—Laura KasischkeIn Sonia Greenfield’s poems, we experience a mind busy with the work of description, and it is through that description—of people known and unknown, of lives on the edge of being unmade, or being sewn back up again—that Greenfield brings us to revelation. By looking at the surface of existence, and by narrating circumstances of particular people in particular places, Greenfield shows us how noticing matters, and how looking at the surface can illuminate the depths.
2015 | 76 pages

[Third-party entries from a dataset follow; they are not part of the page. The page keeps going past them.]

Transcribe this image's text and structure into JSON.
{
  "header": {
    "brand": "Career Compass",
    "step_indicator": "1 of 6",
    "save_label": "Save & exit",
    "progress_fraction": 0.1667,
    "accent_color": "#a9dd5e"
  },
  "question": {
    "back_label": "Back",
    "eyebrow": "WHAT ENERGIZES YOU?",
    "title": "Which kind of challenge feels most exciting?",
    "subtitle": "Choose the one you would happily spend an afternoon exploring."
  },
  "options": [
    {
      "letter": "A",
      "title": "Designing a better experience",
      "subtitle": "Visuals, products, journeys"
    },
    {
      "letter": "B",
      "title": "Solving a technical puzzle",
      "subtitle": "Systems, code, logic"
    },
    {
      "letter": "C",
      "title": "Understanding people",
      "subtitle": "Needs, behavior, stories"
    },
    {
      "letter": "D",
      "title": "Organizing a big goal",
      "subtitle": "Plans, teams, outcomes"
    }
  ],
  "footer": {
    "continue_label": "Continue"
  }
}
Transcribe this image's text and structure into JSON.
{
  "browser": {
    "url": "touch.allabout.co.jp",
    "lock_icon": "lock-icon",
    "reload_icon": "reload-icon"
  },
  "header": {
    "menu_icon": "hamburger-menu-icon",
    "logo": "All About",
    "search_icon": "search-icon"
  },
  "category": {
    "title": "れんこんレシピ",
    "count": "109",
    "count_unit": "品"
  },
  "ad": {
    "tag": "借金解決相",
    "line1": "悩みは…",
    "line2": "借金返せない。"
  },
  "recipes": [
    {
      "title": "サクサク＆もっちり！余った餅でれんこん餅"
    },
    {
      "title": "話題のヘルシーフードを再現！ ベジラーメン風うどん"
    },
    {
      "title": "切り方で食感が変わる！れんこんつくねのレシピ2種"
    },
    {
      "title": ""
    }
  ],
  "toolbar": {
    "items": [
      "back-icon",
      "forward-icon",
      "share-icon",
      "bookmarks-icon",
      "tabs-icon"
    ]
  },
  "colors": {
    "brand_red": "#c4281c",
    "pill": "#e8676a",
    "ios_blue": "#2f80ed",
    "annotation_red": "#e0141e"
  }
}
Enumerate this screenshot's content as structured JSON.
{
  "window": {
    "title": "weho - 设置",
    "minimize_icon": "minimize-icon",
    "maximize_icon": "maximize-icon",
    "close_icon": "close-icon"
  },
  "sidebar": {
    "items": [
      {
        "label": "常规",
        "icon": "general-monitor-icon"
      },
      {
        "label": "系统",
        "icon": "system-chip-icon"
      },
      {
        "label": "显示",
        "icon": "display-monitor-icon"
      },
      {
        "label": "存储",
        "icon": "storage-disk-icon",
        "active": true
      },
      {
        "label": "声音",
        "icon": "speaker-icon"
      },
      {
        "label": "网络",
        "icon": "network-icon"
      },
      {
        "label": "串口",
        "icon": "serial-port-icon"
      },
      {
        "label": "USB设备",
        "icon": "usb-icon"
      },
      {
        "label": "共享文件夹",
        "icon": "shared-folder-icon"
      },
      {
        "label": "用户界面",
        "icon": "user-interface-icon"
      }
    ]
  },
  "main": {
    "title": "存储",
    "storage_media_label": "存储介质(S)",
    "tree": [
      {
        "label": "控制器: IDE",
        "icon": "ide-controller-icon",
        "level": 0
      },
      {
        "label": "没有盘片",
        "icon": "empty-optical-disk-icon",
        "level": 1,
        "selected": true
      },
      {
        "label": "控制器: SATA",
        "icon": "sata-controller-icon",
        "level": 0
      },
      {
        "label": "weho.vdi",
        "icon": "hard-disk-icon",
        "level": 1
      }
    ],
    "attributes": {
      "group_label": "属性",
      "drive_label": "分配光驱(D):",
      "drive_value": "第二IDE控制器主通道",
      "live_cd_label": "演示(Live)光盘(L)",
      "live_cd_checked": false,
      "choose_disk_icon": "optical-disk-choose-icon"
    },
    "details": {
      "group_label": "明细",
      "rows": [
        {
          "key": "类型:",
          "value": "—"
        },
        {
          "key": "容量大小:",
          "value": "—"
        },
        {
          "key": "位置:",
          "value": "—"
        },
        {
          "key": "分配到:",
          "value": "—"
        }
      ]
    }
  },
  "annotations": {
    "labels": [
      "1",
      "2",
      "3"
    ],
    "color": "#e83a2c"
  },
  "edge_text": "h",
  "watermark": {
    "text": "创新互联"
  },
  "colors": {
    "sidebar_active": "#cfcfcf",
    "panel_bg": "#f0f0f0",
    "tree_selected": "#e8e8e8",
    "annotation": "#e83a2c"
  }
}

Visiting a school for disabled boys, the future Princess Diana singles out wheelchair-bound Alex to dance with—a five-minute encounter that colors the rest of his life, though quickly forgotten by her. Alex, a survivor of severe school bullying, thinks constantly of the tall girl with blue eyes—until one day he sees her on television, the new fiancée of Prince Charles. Alex’s story interweaves with Diana’s final day before her fatal accident in the late summer of 1997. In the unsatisfying company of her billionaire boyfriend she careens from one luxurious, alien Paris location to another, tormented by paparazzi. All day she tries to reach a friend in London, hoping to hear news that will bring a new direction to her life. “Dancing with Diana is a beautifully-wrought story that takes us deep into two hard-to-imagine worlds. Alex, a bright young man with cerebral palsy, has his destiny intertwined, in double-helix fashion, with Princess Diana. The latter we meet in her last few hours, and Alex we accompany from childhood through manhood. His ungainly yet triumphant progress towards self-acceptance and independence has an extraordinary echo in Diana’s own brave, doomed search for an authentic life. This is a very fine book that side-steps clichés about celebrity to create a new awareness of Diana, and also gives us a startling sense of life lived strongly and meaningfully with cerebral palsy.” —Dan Yashinsky, author of Tales for An Unknown City and The Storyteller at Fault
2015 | 160 pages